“This is a dangerous storm,’’ McDonnell (R) said at a news conference in Richmond. “Everybody in the state, not just along the coast, needs to be prepared for an event that could cause them and their families significant hardship.”
McDonnell is asking President Obama to declare an emergency in Virginia even before the storm hits, which would allow for federal assistance. Virginia’s congressional delegation has signed a letter encouraging the declaration.
McDonnell said Virginians should prepare for Hurricane Irene on Friday by evacuating if necessary, stocking up on groceries and filling their car with gas. He said they should not wait until Saturday when bridges and tunnels would be closed in Hampton Roads and businesses would not be open across the state.
“It is very important that people heed this warning and do it now,’’ he said. “Tomorrow will be too late.”
McDonnell called Irene a “very dangerous”storm that will probably be worse than Hurricane Isabel, which devastated Virginia in 2003, causing deaths and widespread power outages.
State officials expect a category 2 hurricane, which could leave people across the state without power for days, storm surges of up to six feet along the coast and more than 1 million people feeling the affects of hurricane-force winds in eastern and southeastern Virginia.

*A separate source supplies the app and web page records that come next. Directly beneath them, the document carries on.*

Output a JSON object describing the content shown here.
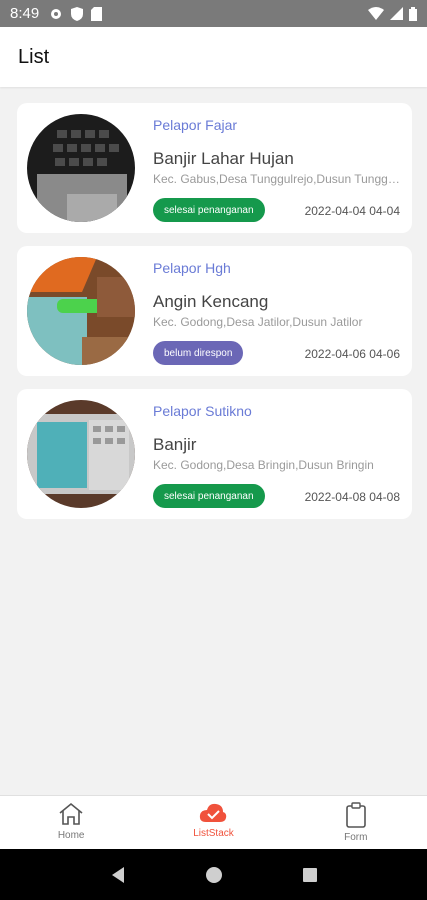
{
  "status": {
    "time": "8:49"
  },
  "header": {
    "title": "List"
  },
  "reports": [
    {
      "reporter": "Pelapor Fajar",
      "title": "Banjir Lahar Hujan",
      "address": "Kec. Gabus,Desa Tunggulrejo,Dusun Tunggulrejo",
      "status": "selesai penanganan",
      "date": "2022-04-04 04-04"
    },
    {
      "reporter": "Pelapor Hgh",
      "title": "Angin Kencang",
      "address": "Kec. Godong,Desa Jatilor,Dusun Jatilor",
      "status": "belum direspon",
      "date": "2022-04-06 04-06"
    },
    {
      "reporter": "Pelapor Sutikno",
      "title": "Banjir",
      "address": "Kec. Godong,Desa Bringin,Dusun Bringin",
      "status": "selesai penanganan",
      "date": "2022-04-08 04-08"
    }
  ],
  "nav": {
    "home": "Home",
    "liststack": "ListStack",
    "form": "Form"
  },
  "colors": {
    "done": "#15994c",
    "pending": "#6b67b6",
    "accent": "#f0523c",
    "reporter": "#6a7bd6"
  }
}
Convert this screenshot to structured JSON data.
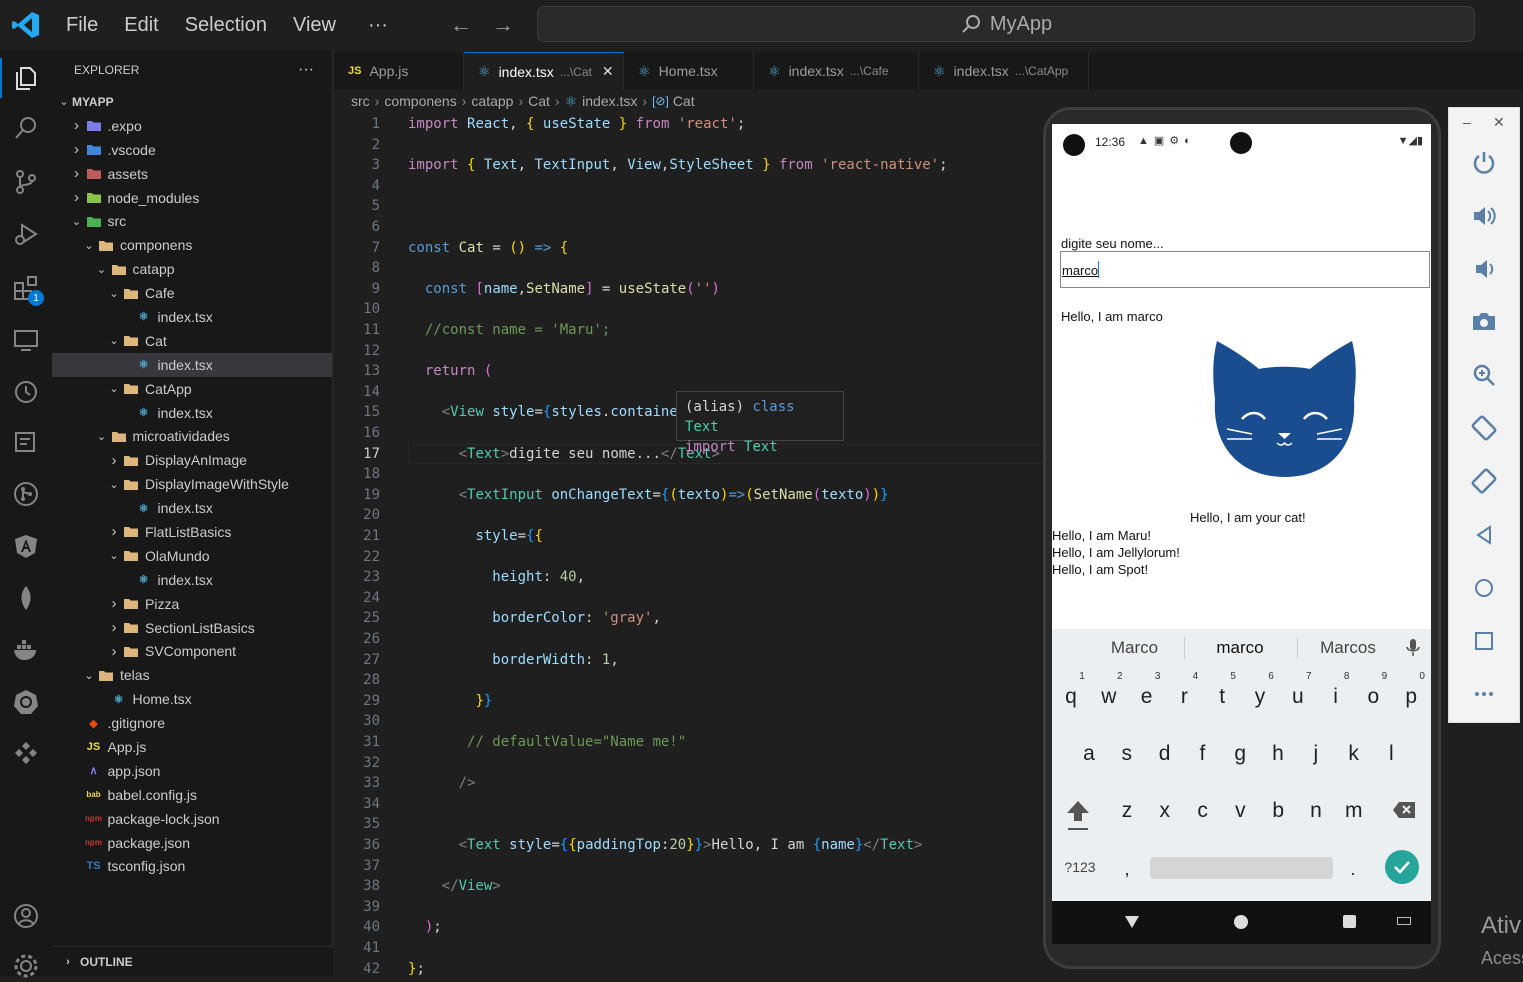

The storm may strengthen to a category 3 hurricane before landfall.
“Even a slight change to could have disastrous effects for eastern Virginia,’’ he said.
More than 10 localities in Virginia have ordered residents and visitors to leave. McDonnell has called up 300 members of the Virginia National Guard and may call an additional 200.
“It is a significant event and it means significant flooding, storm surge, beach erosion, downed trees,’’ he said. “We are going to have power outages that are anticipated to be widespread and could last for days.”
See below for the full list of evacuations at this time in Virginia:
· Accomack County – Mandatory for certain areas.
· Chesapeake – Voluntary evacuation for low-lying areas and mobile homes.
· Chincoteague – Voluntary evacuation for residents. Mandatory evacuation for all non-residents.
· Gloucester County – Voluntary evacuation for low-lying areas and mobile homes.
· Hampton – Mandatory evacuation for category 1 surge and low-lying areas. Voluntary evacuation for entire city.
· James City County – Voluntary evacuation for low-lying areas.
· King and Queen County – Voluntary evacuations.
· Lancaster County – Voluntary evacuation for low-lying areas.
· Mathews County – Voluntary evacuations.
· Middlesex County – Mandatory evacuation in low-lying areas and mobile homes.
· Newport News – Mandatory evacuation for category 1 surge areas and flood prone sections of the city. Voluntary evacuation for low-lying areas.
· Norfolk – Mandatory evacuation for low-lying areas.
· Northampton County – Voluntary evacuation for all coastal and low-lying areas and mobile homes. Mandatory evacuation issued for three campgrounds and the YMCA camp.
· Northumberland County – Voluntary evacuation for low-lying areas and mobile homes.
· Poquoson – Voluntary evacuation.
· Portsmouth – Mandatory evacuation for low-lying areas.
· Richmond County – Voluntary evacuation for low-lying areas and mobile homes.
· Suffolk – Voluntary evacuation for low-lying areas and mobile homes.
· Virginia Beach – Mandatory for Sandbridge, Knotts Island. Voluntary evacuations for mobile homes and special-needs populations.
· Westmoreland County – Voluntary evacuation for low-lying areas and mobile homes.